"Pinto Boy" 14yr 16.2hh 1/2 TB Gelding. Arrived October.

This horse would be the fattest horse I have ever seen!

Symptoms before treatment


  • Equine Metabolic Syndrome (EMS)
  • Extremely overweight. 8 inch crest and thick fat over top half of body.
  • Laminitic – dropped soles, white line separation, flare walls that never grew straight down.
  • Very sore feet. Needs hoof boots in paddock to be comfortable.
  • Never canters in paddock.
  • Head-flicking.
  • Very herd-bound.
  • Terrible to float.
  • Thick winded.
  • Stiff and takes a lot to warm up when ridden.
  • Difficult to handle. Naughty to ride.
  • Note dropped sole. Very close to full blown laminitis.




  • Removed from pasture due to severity of symptoms of EMS and head-flicking. Calorie intake needed to be reduced.
  • Salt 60g.
  • Duwell Minerals and Vitamins powder, Duwell Magnesium Liquid.
  • Oat chaff, ezibeet, ½ cup oats and ½ bale of hay per day.

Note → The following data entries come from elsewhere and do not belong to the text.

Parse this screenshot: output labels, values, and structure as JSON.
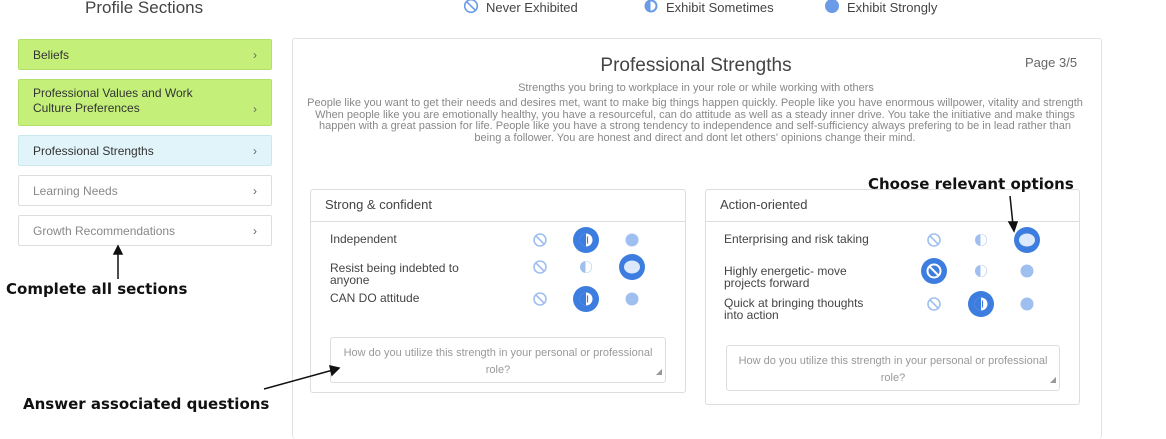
{
  "sidebar": {
    "title": "Profile Sections",
    "items": [
      {
        "label": "Beliefs",
        "chevron": "chevron-right-icon"
      },
      {
        "label": "Professional Values and Work Culture Preferences",
        "chevron": "chevron-right-icon"
      },
      {
        "label": "Professional Strengths",
        "chevron": "chevron-right-icon"
      },
      {
        "label": "Learning Needs",
        "chevron": "chevron-right-icon"
      },
      {
        "label": "Growth Recommendations",
        "chevron": "chevron-right-icon"
      }
    ]
  },
  "legend": {
    "never": "Never Exhibited",
    "sometimes": "Exhibit Sometimes",
    "strongly": "Exhibit Strongly"
  },
  "panel": {
    "title": "Professional Strengths",
    "page": "Page 3/5",
    "subtitle": "Strengths you bring to workplace in your role or while working with others",
    "description": "People like you want to get their needs and desires met, want to make big things happen quickly. People like you have enormous willpower, vitality and strength When people like you are emotionally healthy, you have a resourceful, can do attitude as well as a steady inner drive. You take the initiative and make things happen with a great passion for life. People like you have a strong tendency to independence and self-sufficiency always prefering to be in lead rather than being a follower. You are honest and direct and dont let others' opinions change their mind."
  },
  "cards": [
    {
      "title": "Strong & confident",
      "traits": [
        {
          "label": "Independent",
          "selected": "sometimes"
        },
        {
          "label": "Resist being indebted to anyone",
          "selected": "strongly"
        },
        {
          "label": "CAN DO attitude",
          "selected": "sometimes"
        }
      ],
      "question_placeholder": "How do you utilize this strength in your personal or professional role?"
    },
    {
      "title": "Action-oriented",
      "traits": [
        {
          "label": "Enterprising and risk taking",
          "selected": "strongly"
        },
        {
          "label": "Highly energetic- move projects forward",
          "selected": "never"
        },
        {
          "label": "Quick at bringing thoughts into action",
          "selected": "sometimes"
        }
      ],
      "question_placeholder": "How do you utilize this strength in your personal or professional role?"
    }
  ],
  "annotations": {
    "choose": "Choose relevant options",
    "complete": "Complete all sections",
    "answer": "Answer associated questions"
  },
  "colors": {
    "accent": "#3d7de0",
    "light_accent": "#9fbff0",
    "green_item": "#c4f07a",
    "blue_item": "#e0f4fa"
  }
}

  • 4 months later – a gradual process of losing weight...
  • Perfect behavior. A real gentleman.
  • He now can be ridden on the road with no boots. Has developed toe calluses.
  • Equine Metabolic Syndrome gone.
  • Canters in the paddock.
  • Free-moving and happy when ridden. Doesn’t need to warm up anymore.
  • Clean winded and appears fit with very little work.
  • No longer head flicks.
  • Now ridden by a 12 year old girl.




  • Approximately 10mm of concavity now present. This is the same foot as first photo.
  • White line completely tight – no separation. Wall now grows down.

Pinto Boy is a great example of how the right diet can correct major health issues in horses. Correct hoof trimming also enables a horse’s feet correct over time.

Pinto Boy is now sounder than he has been for eight years.